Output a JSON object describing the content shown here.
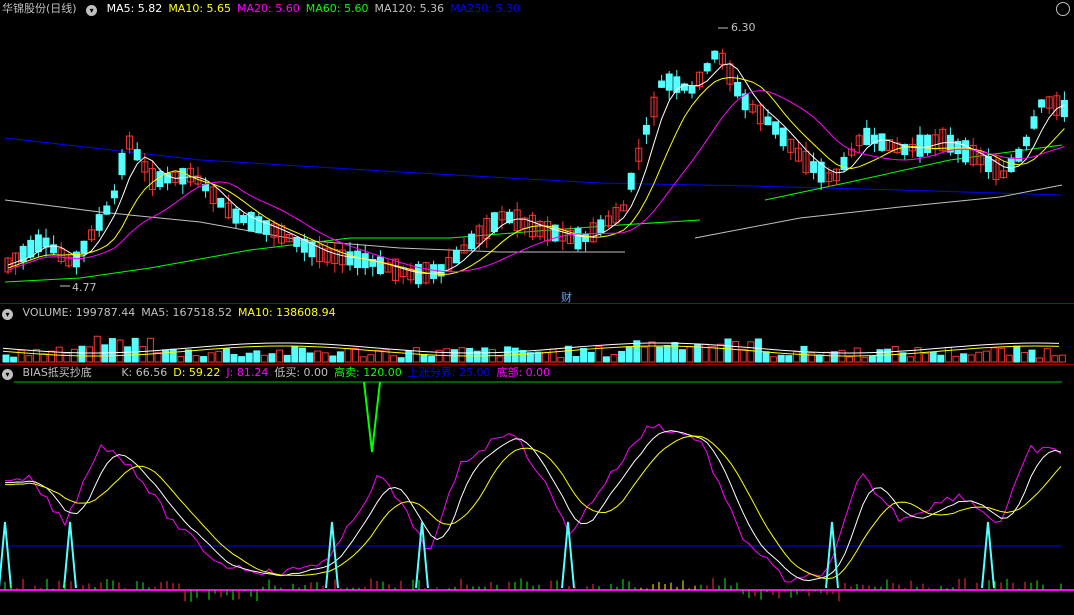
{
  "price": {
    "title": "华锦股份(日线)",
    "indicators": [
      {
        "label": "MA5: 5.82",
        "color": "#ffffff"
      },
      {
        "label": "MA10: 5.65",
        "color": "#ffff00"
      },
      {
        "label": "MA20: 5.60",
        "color": "#ff00ff"
      },
      {
        "label": "MA60: 5.60",
        "color": "#00ff00"
      },
      {
        "label": "MA120: 5.36",
        "color": "#c0c0c0"
      },
      {
        "label": "MA250: 5.30",
        "color": "#0000ff"
      }
    ],
    "high_label": "6.30",
    "low_label": "4.77",
    "fin_badge": "财"
  },
  "volume": {
    "indicators": [
      {
        "label": "VOLUME: 199787.44",
        "color": "#c0c0c0"
      },
      {
        "label": "MA5: 167518.52",
        "color": "#c0c0c0"
      },
      {
        "label": "MA10: 138608.94",
        "color": "#ffff00"
      }
    ]
  },
  "bias": {
    "title": "BIAS抵买抄底",
    "indicators": [
      {
        "label": "K: 66.56",
        "color": "#c0c0c0"
      },
      {
        "label": "D: 59.22",
        "color": "#ffff00"
      },
      {
        "label": "J: 81.24",
        "color": "#ff00ff"
      },
      {
        "label": "低买: 0.00",
        "color": "#c0c0c0"
      },
      {
        "label": "高卖: 120.00",
        "color": "#00ff00"
      },
      {
        "label": "上涨分界: 25.00",
        "color": "#0000ff"
      },
      {
        "label": "底部: 0.00",
        "color": "#ff00ff"
      }
    ]
  },
  "colors": {
    "up": "#ff3232",
    "down": "#54ffff",
    "ma5": "#ffffff",
    "ma10": "#ffff00",
    "ma20": "#ff00ff",
    "ma60": "#00ff00",
    "ma120": "#c0c0c0",
    "ma250": "#0000ff"
  },
  "icons": {
    "settings": "gear-icon",
    "collapse": "chevron-down-icon"
  }
}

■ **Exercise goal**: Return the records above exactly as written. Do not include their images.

■ **Problem solution**:
Output a JSON object describing the content shown here.
{
  "price": {
    "title": "华锦股份(日线)",
    "indicators": [
      {
        "label": "MA5: 5.82",
        "color": "#ffffff"
      },
      {
        "label": "MA10: 5.65",
        "color": "#ffff00"
      },
      {
        "label": "MA20: 5.60",
        "color": "#ff00ff"
      },
      {
        "label": "MA60: 5.60",
        "color": "#00ff00"
      },
      {
        "label": "MA120: 5.36",
        "color": "#c0c0c0"
      },
      {
        "label": "MA250: 5.30",
        "color": "#0000ff"
      }
    ],
    "high_label": "6.30",
    "low_label": "4.77",
    "fin_badge": "财"
  },
  "volume": {
    "indicators": [
      {
        "label": "VOLUME: 199787.44",
        "color": "#c0c0c0"
      },
      {
        "label": "MA5: 167518.52",
        "color": "#c0c0c0"
      },
      {
        "label": "MA10: 138608.94",
        "color": "#ffff00"
      }
    ]
  },
  "bias": {
    "title": "BIAS抵买抄底",
    "indicators": [
      {
        "label": "K: 66.56",
        "color": "#c0c0c0"
      },
      {
        "label": "D: 59.22",
        "color": "#ffff00"
      },
      {
        "label": "J: 81.24",
        "color": "#ff00ff"
      },
      {
        "label": "低买: 0.00",
        "color": "#c0c0c0"
      },
      {
        "label": "高卖: 120.00",
        "color": "#00ff00"
      },
      {
        "label": "上涨分界: 25.00",
        "color": "#0000ff"
      },
      {
        "label": "底部: 0.00",
        "color": "#ff00ff"
      }
    ]
  },
  "colors": {
    "up": "#ff3232",
    "down": "#54ffff",
    "ma5": "#ffffff",
    "ma10": "#ffff00",
    "ma20": "#ff00ff",
    "ma60": "#00ff00",
    "ma120": "#c0c0c0",
    "ma250": "#0000ff"
  },
  "icons": {
    "settings": "gear-icon",
    "collapse": "chevron-down-icon"
  }
}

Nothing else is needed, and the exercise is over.